YOUR OBJECTIVE
Where does the string "true" appear? Copy every line of the entries below that holds it.

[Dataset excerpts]
[Start of section]

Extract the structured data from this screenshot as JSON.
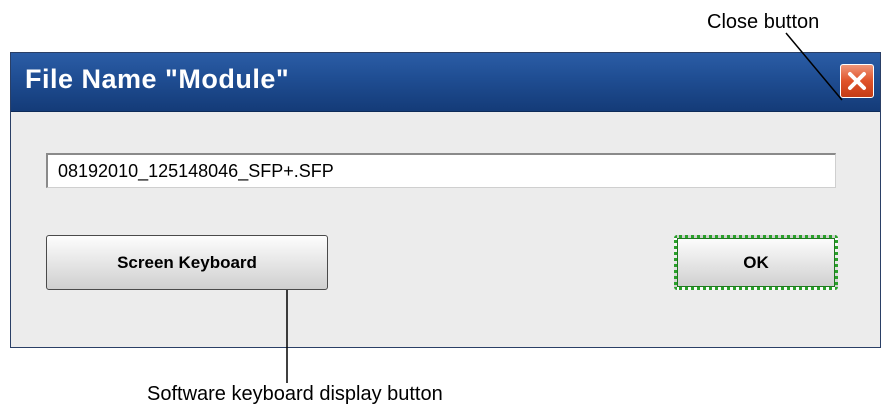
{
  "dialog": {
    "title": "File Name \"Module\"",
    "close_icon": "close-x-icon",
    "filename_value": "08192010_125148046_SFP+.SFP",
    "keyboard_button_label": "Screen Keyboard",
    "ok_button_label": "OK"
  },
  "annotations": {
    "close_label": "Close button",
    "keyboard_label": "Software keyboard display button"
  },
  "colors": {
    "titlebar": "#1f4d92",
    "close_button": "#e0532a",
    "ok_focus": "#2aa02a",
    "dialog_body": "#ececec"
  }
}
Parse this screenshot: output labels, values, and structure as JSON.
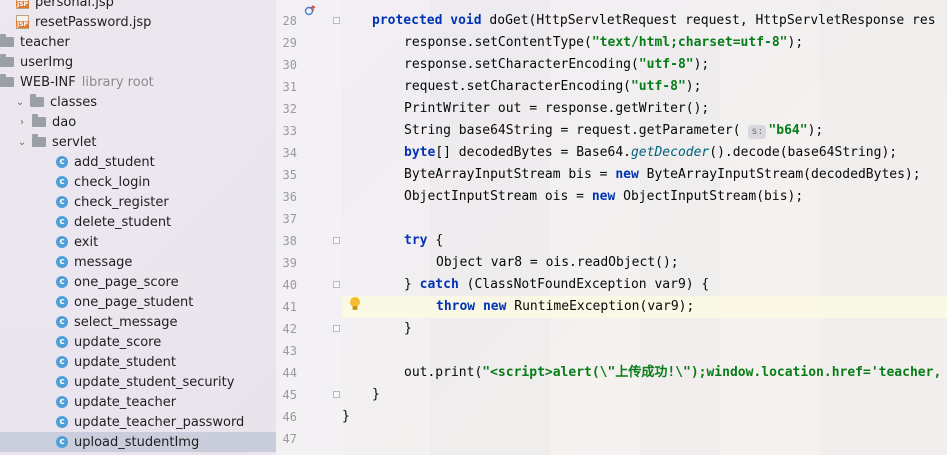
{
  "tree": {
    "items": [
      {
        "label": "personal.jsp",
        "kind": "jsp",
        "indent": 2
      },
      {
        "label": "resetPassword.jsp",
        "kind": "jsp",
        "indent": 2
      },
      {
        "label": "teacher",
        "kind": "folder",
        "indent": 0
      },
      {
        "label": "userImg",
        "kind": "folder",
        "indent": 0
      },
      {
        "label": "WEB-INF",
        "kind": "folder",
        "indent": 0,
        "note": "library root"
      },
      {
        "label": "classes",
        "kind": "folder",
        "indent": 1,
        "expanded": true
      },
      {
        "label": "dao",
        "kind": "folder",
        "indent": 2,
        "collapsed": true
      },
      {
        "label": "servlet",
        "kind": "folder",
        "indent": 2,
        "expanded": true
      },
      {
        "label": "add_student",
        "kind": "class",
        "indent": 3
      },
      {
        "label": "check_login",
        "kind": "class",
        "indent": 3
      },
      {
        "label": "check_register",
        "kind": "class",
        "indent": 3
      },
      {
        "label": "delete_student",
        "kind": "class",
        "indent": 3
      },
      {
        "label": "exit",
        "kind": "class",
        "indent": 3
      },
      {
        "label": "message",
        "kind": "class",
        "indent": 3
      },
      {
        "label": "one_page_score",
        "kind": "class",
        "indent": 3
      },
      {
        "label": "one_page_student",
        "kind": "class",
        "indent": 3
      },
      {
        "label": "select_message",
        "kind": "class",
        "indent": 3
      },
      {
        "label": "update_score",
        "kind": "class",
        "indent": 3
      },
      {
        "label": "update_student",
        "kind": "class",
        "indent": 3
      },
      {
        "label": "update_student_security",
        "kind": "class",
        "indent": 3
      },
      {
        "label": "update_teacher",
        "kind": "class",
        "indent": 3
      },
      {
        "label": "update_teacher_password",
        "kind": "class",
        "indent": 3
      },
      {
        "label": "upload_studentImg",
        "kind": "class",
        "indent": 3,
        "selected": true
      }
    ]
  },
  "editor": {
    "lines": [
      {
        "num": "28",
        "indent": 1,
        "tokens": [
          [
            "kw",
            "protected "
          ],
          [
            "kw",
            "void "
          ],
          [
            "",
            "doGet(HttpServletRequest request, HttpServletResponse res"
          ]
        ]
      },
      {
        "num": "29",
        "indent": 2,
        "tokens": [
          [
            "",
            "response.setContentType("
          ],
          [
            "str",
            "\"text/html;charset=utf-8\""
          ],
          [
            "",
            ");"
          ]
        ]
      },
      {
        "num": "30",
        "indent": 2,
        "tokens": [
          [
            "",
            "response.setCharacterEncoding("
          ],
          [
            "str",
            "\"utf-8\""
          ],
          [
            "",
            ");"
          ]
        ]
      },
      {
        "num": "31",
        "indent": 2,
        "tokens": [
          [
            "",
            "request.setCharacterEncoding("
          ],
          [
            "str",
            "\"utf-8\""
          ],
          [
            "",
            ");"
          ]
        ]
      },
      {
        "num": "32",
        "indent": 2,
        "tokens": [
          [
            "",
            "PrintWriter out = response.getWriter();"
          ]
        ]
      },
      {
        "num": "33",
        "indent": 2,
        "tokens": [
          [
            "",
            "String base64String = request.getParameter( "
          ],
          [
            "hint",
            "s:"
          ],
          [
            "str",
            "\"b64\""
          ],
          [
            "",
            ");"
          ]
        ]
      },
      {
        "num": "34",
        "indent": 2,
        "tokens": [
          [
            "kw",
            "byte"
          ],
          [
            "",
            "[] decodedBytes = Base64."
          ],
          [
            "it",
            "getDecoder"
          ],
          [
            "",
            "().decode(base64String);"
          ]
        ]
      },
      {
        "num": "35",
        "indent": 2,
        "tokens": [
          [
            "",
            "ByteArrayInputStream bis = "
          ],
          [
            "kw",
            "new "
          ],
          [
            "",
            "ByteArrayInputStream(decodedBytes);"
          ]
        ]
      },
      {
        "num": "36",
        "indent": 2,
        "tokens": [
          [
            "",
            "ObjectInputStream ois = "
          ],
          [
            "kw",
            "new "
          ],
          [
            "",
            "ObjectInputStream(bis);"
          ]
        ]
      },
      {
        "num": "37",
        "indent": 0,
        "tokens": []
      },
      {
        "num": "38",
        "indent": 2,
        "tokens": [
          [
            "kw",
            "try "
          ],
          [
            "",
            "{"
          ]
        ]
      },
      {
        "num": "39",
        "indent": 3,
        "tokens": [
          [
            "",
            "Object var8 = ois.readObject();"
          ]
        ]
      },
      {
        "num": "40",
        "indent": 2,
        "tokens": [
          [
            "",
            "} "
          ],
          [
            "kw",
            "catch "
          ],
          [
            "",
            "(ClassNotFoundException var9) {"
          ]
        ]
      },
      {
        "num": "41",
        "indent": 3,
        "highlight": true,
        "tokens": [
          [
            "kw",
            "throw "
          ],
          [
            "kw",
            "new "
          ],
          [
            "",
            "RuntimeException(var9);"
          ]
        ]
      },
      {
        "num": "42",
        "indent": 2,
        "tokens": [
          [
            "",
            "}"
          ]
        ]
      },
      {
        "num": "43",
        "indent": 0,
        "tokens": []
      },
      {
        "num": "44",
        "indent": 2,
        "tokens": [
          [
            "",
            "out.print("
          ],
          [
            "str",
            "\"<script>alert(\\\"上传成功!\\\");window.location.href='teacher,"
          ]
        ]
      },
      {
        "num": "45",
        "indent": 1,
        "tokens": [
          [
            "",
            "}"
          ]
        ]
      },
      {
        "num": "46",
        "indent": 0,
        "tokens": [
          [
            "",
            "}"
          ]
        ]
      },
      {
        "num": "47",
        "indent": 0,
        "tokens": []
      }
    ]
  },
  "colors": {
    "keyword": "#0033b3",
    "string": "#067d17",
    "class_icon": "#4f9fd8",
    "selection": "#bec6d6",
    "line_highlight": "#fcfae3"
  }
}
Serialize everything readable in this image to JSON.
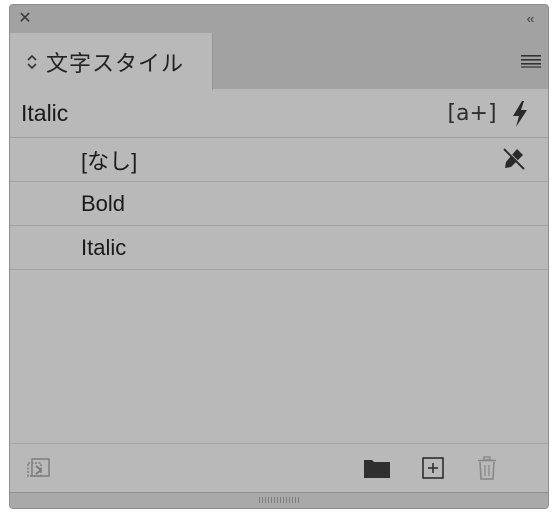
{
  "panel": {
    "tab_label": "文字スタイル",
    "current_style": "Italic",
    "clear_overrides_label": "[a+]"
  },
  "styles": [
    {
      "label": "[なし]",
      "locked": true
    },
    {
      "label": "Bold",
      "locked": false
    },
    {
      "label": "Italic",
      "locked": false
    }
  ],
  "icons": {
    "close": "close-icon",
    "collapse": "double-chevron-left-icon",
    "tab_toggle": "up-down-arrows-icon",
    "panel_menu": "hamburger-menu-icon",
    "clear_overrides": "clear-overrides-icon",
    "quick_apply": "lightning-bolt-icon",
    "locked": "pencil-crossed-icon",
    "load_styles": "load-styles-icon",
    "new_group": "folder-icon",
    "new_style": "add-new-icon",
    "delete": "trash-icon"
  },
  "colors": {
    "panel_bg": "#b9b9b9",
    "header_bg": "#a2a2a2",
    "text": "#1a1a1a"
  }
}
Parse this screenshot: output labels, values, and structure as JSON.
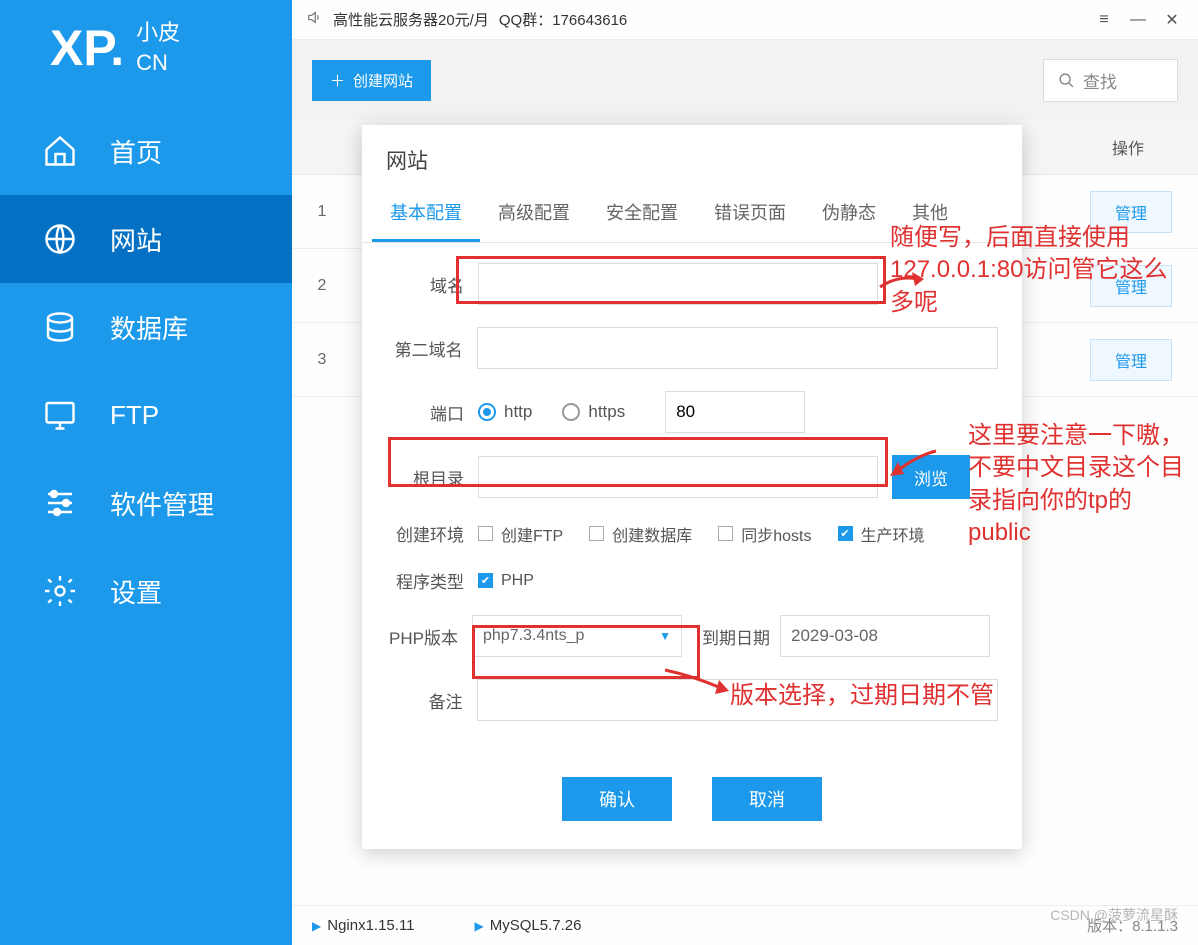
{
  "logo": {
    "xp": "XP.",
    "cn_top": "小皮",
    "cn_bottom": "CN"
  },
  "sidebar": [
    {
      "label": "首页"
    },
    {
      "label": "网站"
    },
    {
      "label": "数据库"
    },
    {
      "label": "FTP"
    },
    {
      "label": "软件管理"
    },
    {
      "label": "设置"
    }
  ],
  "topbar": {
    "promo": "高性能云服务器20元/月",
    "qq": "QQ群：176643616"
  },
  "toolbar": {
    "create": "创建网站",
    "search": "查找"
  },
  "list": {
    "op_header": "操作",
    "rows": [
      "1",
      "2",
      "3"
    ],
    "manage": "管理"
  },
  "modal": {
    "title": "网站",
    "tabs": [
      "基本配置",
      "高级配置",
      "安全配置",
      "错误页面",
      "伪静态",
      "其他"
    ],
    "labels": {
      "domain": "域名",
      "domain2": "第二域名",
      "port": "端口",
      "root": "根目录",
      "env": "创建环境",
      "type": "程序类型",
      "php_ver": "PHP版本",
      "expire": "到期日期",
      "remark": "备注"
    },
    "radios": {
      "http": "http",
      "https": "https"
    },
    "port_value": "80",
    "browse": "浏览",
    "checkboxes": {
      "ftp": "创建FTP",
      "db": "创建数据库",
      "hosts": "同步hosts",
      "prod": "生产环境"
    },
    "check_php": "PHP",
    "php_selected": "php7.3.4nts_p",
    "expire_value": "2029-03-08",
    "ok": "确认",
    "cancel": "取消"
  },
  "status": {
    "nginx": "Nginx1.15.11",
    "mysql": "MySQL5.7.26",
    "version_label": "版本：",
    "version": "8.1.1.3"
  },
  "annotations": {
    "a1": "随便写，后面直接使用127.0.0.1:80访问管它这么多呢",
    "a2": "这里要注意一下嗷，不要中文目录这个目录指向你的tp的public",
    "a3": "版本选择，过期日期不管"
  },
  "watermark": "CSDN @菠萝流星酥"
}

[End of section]

RESPONSE
        "expanded": true
        "collapsed": true
        "expanded": true
        "selected": true
        "highlight": true,
      "locked": true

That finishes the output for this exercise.